→ EXERCISE
Where the word "JSON" appears in a line of the entries below, count that line and give the total alone.

→ DATA
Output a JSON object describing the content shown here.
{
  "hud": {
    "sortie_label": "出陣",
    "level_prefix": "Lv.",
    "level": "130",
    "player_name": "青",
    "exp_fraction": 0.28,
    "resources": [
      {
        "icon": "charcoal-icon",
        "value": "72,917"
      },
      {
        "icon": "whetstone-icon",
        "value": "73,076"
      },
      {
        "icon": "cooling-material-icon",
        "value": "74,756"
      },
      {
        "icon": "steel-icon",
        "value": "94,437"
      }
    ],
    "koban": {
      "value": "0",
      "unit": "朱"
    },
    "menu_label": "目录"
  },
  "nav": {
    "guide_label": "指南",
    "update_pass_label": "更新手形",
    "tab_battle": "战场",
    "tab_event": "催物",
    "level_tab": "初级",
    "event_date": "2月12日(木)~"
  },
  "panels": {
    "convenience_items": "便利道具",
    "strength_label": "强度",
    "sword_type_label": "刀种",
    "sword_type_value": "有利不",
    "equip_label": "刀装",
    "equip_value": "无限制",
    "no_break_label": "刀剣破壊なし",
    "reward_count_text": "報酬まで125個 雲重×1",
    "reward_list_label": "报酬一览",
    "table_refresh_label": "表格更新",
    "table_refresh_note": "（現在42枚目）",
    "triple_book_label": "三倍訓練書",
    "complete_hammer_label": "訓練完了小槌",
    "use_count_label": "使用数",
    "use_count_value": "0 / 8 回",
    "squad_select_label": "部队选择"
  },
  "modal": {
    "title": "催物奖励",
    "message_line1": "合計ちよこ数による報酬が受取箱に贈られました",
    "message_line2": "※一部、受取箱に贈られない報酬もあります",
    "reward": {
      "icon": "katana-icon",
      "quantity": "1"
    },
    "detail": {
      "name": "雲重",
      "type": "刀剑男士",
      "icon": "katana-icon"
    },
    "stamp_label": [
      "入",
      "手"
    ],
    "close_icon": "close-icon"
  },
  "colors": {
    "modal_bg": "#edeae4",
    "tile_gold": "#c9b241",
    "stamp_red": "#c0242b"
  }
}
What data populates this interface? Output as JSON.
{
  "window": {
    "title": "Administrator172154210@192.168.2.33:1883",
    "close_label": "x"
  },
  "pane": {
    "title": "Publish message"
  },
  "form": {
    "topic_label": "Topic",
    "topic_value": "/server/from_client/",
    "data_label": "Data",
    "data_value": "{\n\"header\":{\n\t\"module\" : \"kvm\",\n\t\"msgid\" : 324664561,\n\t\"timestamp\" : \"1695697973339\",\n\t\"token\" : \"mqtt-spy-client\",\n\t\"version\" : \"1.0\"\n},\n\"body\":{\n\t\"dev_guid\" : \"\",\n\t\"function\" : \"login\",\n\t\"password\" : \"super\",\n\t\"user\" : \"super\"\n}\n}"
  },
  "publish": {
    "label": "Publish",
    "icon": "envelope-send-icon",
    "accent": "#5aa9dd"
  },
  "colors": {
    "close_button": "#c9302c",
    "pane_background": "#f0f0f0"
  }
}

→ EXERCISE SOLUTION
2